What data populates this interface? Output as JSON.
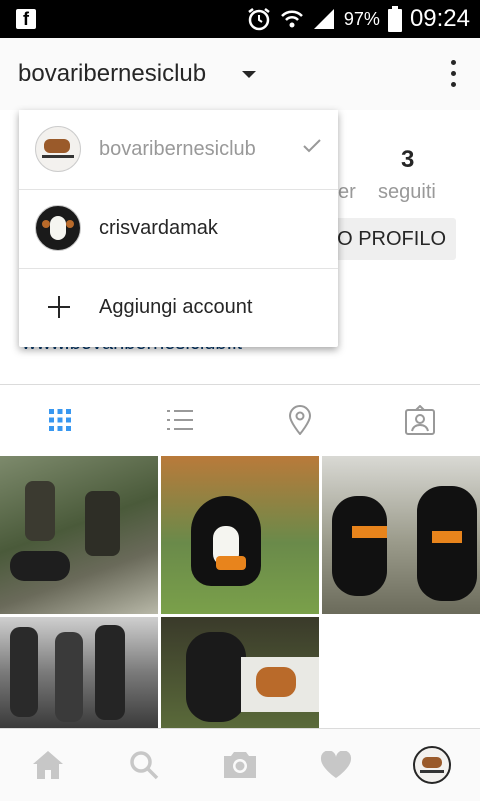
{
  "status_bar": {
    "left_icon": "facebook-notification-icon",
    "icons": [
      "alarm-icon",
      "wifi-icon",
      "signal-icon",
      "battery-icon"
    ],
    "battery_percent": "97%",
    "time": "09:24"
  },
  "header": {
    "account_name": "bovaribernesiclub",
    "dropdown_icon": "caret-down-icon",
    "menu_icon": "more-vert-icon"
  },
  "profile": {
    "following_count": "3",
    "following_label": "seguiti",
    "followers_label_partial": "er",
    "edit_button_partial": "JO PROFILO",
    "website_partial": "www.bovaribernesiclub.it"
  },
  "tabs": [
    {
      "name": "grid",
      "icon": "grid-icon",
      "active": true
    },
    {
      "name": "list",
      "icon": "list-icon",
      "active": false
    },
    {
      "name": "map",
      "icon": "location-pin-icon",
      "active": false
    },
    {
      "name": "tagged",
      "icon": "tagged-person-icon",
      "active": false
    }
  ],
  "account_switcher": {
    "items": [
      {
        "username": "bovaribernesiclub",
        "selected": true,
        "check_icon": "check-icon"
      },
      {
        "username": "crisvardamak",
        "selected": false
      },
      {
        "label": "Aggiungi account",
        "icon": "plus-icon"
      }
    ]
  },
  "photos": {
    "count": 5
  },
  "bottom_nav": [
    "home-icon",
    "search-icon",
    "camera-icon",
    "heart-icon",
    "profile-avatar-icon"
  ],
  "colors": {
    "accent": "#3897f0",
    "text": "#262626",
    "muted": "#999999",
    "status_bar": "#000000",
    "link": "#003569"
  }
}
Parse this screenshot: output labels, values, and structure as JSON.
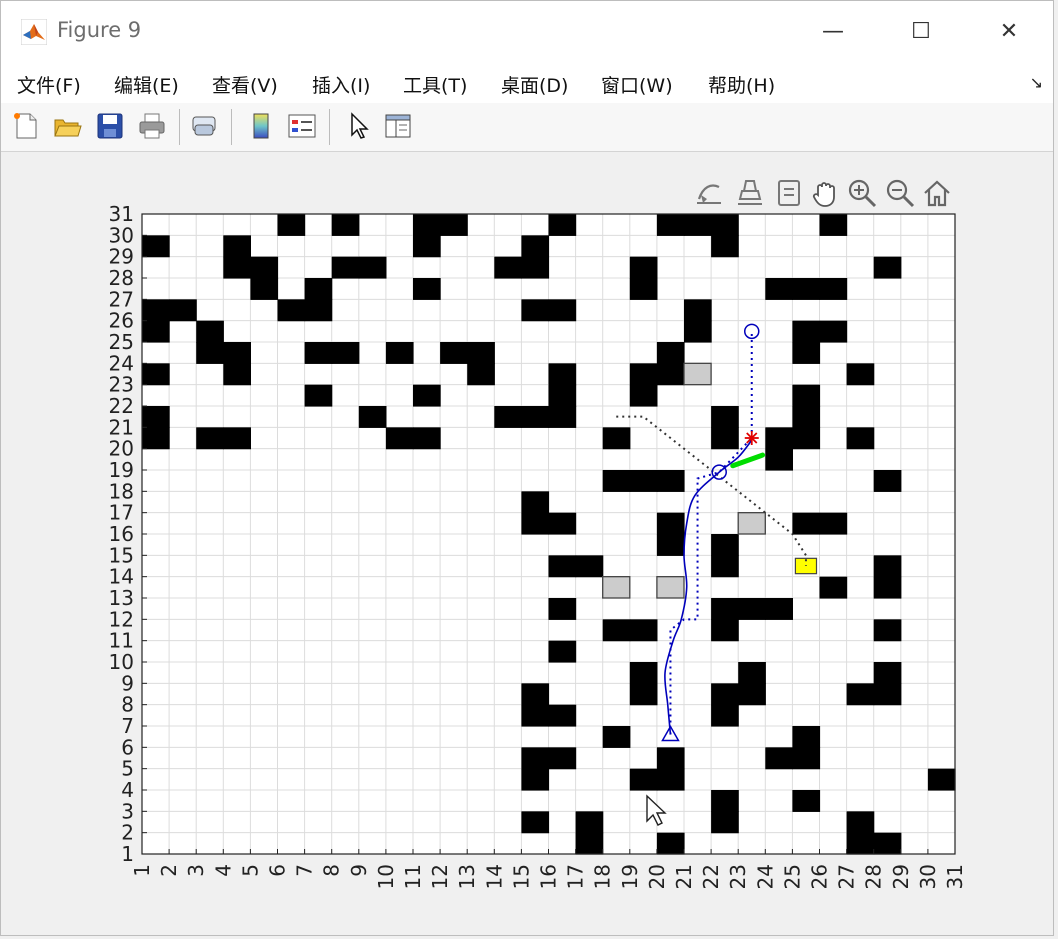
{
  "window": {
    "title": "Figure 9"
  },
  "window_controls": {
    "minimize": "—",
    "maximize": "☐",
    "close": "✕"
  },
  "menu": [
    {
      "label": "文件(F)"
    },
    {
      "label": "编辑(E)"
    },
    {
      "label": "查看(V)"
    },
    {
      "label": "插入(I)"
    },
    {
      "label": "工具(T)"
    },
    {
      "label": "桌面(D)"
    },
    {
      "label": "窗口(W)"
    },
    {
      "label": "帮助(H)"
    }
  ],
  "menu_overflow": "↘",
  "toolbar": [
    "new-figure-icon",
    "open-file-icon",
    "save-icon",
    "print-icon",
    "link-plot-icon",
    "colorbar-icon",
    "legend-icon",
    "edit-plot-arrow-icon",
    "property-inspector-icon"
  ],
  "axes_toolbar": [
    "brush-icon",
    "data-tips-icon",
    "datatip-icon",
    "pan-hand-icon",
    "zoom-in-icon",
    "zoom-out-icon",
    "home-icon"
  ],
  "colors": {
    "obstacle": "#000000",
    "dynamic_obstacle": "#cccccc",
    "goal": "#ffff00",
    "path": "#0000bb",
    "start_marker": "#e00000",
    "heading": "#00dd00"
  },
  "chart_data": {
    "type": "grid",
    "xlim": [
      1,
      31
    ],
    "ylim": [
      1,
      31
    ],
    "x_ticks": [
      1,
      2,
      3,
      4,
      5,
      6,
      7,
      8,
      9,
      10,
      11,
      12,
      13,
      14,
      15,
      16,
      17,
      18,
      19,
      20,
      21,
      22,
      23,
      24,
      25,
      26,
      27,
      28,
      29,
      30,
      31
    ],
    "y_ticks": [
      1,
      2,
      3,
      4,
      5,
      6,
      7,
      8,
      9,
      10,
      11,
      12,
      13,
      14,
      15,
      16,
      17,
      18,
      19,
      20,
      21,
      22,
      23,
      24,
      25,
      26,
      27,
      28,
      29,
      30,
      31
    ],
    "grid": true,
    "obstacles": [
      [
        6,
        30
      ],
      [
        8,
        30
      ],
      [
        11,
        30
      ],
      [
        12,
        30
      ],
      [
        16,
        30
      ],
      [
        20,
        30
      ],
      [
        21,
        30
      ],
      [
        22,
        30
      ],
      [
        26,
        30
      ],
      [
        1,
        29
      ],
      [
        4,
        29
      ],
      [
        11,
        29
      ],
      [
        15,
        29
      ],
      [
        22,
        29
      ],
      [
        4,
        28
      ],
      [
        5,
        28
      ],
      [
        8,
        28
      ],
      [
        9,
        28
      ],
      [
        14,
        28
      ],
      [
        15,
        28
      ],
      [
        19,
        28
      ],
      [
        28,
        28
      ],
      [
        5,
        27
      ],
      [
        7,
        27
      ],
      [
        11,
        27
      ],
      [
        19,
        27
      ],
      [
        24,
        27
      ],
      [
        25,
        27
      ],
      [
        26,
        27
      ],
      [
        1,
        26
      ],
      [
        2,
        26
      ],
      [
        6,
        26
      ],
      [
        7,
        26
      ],
      [
        15,
        26
      ],
      [
        16,
        26
      ],
      [
        21,
        26
      ],
      [
        1,
        25
      ],
      [
        3,
        25
      ],
      [
        21,
        25
      ],
      [
        25,
        25
      ],
      [
        26,
        25
      ],
      [
        3,
        24
      ],
      [
        4,
        24
      ],
      [
        7,
        24
      ],
      [
        8,
        24
      ],
      [
        10,
        24
      ],
      [
        12,
        24
      ],
      [
        13,
        24
      ],
      [
        20,
        24
      ],
      [
        25,
        24
      ],
      [
        1,
        23
      ],
      [
        4,
        23
      ],
      [
        13,
        23
      ],
      [
        16,
        23
      ],
      [
        19,
        23
      ],
      [
        20,
        23
      ],
      [
        27,
        23
      ],
      [
        7,
        22
      ],
      [
        11,
        22
      ],
      [
        16,
        22
      ],
      [
        19,
        22
      ],
      [
        25,
        22
      ],
      [
        1,
        21
      ],
      [
        9,
        21
      ],
      [
        14,
        21
      ],
      [
        15,
        21
      ],
      [
        16,
        21
      ],
      [
        22,
        21
      ],
      [
        25,
        21
      ],
      [
        1,
        20
      ],
      [
        3,
        20
      ],
      [
        4,
        20
      ],
      [
        10,
        20
      ],
      [
        11,
        20
      ],
      [
        18,
        20
      ],
      [
        22,
        20
      ],
      [
        24,
        20
      ],
      [
        25,
        20
      ],
      [
        27,
        20
      ],
      [
        24,
        19
      ],
      [
        18,
        18
      ],
      [
        19,
        18
      ],
      [
        20,
        18
      ],
      [
        28,
        18
      ],
      [
        15,
        17
      ],
      [
        15,
        16
      ],
      [
        16,
        16
      ],
      [
        20,
        16
      ],
      [
        25,
        16
      ],
      [
        26,
        16
      ],
      [
        20,
        15
      ],
      [
        22,
        15
      ],
      [
        16,
        14
      ],
      [
        17,
        14
      ],
      [
        22,
        14
      ],
      [
        28,
        14
      ],
      [
        26,
        13
      ],
      [
        28,
        13
      ],
      [
        16,
        12
      ],
      [
        22,
        12
      ],
      [
        23,
        12
      ],
      [
        24,
        12
      ],
      [
        18,
        11
      ],
      [
        19,
        11
      ],
      [
        22,
        11
      ],
      [
        28,
        11
      ],
      [
        16,
        10
      ],
      [
        19,
        9
      ],
      [
        23,
        9
      ],
      [
        28,
        9
      ],
      [
        15,
        8
      ],
      [
        19,
        8
      ],
      [
        22,
        8
      ],
      [
        23,
        8
      ],
      [
        27,
        8
      ],
      [
        28,
        8
      ],
      [
        15,
        7
      ],
      [
        16,
        7
      ],
      [
        22,
        7
      ],
      [
        18,
        6
      ],
      [
        25,
        6
      ],
      [
        15,
        5
      ],
      [
        16,
        5
      ],
      [
        20,
        5
      ],
      [
        24,
        5
      ],
      [
        25,
        5
      ],
      [
        15,
        4
      ],
      [
        19,
        4
      ],
      [
        20,
        4
      ],
      [
        30,
        4
      ],
      [
        22,
        3
      ],
      [
        25,
        3
      ],
      [
        15,
        2
      ],
      [
        17,
        2
      ],
      [
        22,
        2
      ],
      [
        27,
        2
      ],
      [
        17,
        1
      ],
      [
        20,
        1
      ],
      [
        27,
        1
      ],
      [
        28,
        1
      ]
    ],
    "dynamic_obstacles": [
      [
        21,
        23
      ],
      [
        23,
        16
      ],
      [
        18,
        13
      ],
      [
        20,
        13
      ]
    ],
    "goal_cell": [
      25,
      14
    ],
    "start": [
      20.5,
      6.6
    ],
    "circle_start": [
      23.5,
      25.5
    ],
    "red_star": [
      23.5,
      20.5
    ],
    "current_position": [
      22.3,
      18.9
    ],
    "heading": {
      "from": [
        22.8,
        19.2
      ],
      "to": [
        23.9,
        19.7
      ]
    },
    "path_smooth": [
      [
        20.5,
        6.6
      ],
      [
        20.4,
        8
      ],
      [
        20.3,
        9.5
      ],
      [
        20.6,
        11
      ],
      [
        20.9,
        12
      ],
      [
        21.1,
        13.5
      ],
      [
        21.0,
        15
      ],
      [
        21.1,
        16.5
      ],
      [
        21.4,
        17.8
      ],
      [
        22.3,
        18.9
      ],
      [
        23.0,
        19.6
      ],
      [
        23.5,
        20.4
      ]
    ],
    "path_dotted_blue_1": [
      [
        20.5,
        6.6
      ],
      [
        20.5,
        11.5
      ],
      [
        21,
        12
      ],
      [
        21.5,
        12
      ],
      [
        21.5,
        18.6
      ],
      [
        22.3,
        18.9
      ],
      [
        23.5,
        20.5
      ]
    ],
    "path_dotted_blue_2": [
      [
        23.5,
        20.5
      ],
      [
        23.5,
        25.5
      ]
    ],
    "path_dotted_black": [
      [
        18.5,
        21.5
      ],
      [
        19.5,
        21.5
      ],
      [
        20,
        21
      ],
      [
        21,
        20
      ],
      [
        22,
        19
      ],
      [
        23,
        18
      ],
      [
        24,
        17
      ],
      [
        25,
        16
      ],
      [
        25.5,
        15
      ],
      [
        25.5,
        14.5
      ]
    ]
  }
}
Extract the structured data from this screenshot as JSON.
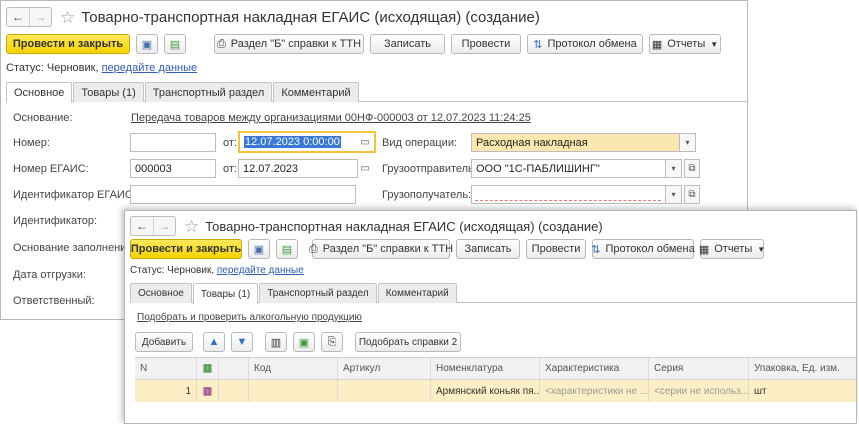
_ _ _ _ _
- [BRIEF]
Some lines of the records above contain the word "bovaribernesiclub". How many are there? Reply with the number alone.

- [SOLUTION TO THIS TASK]
3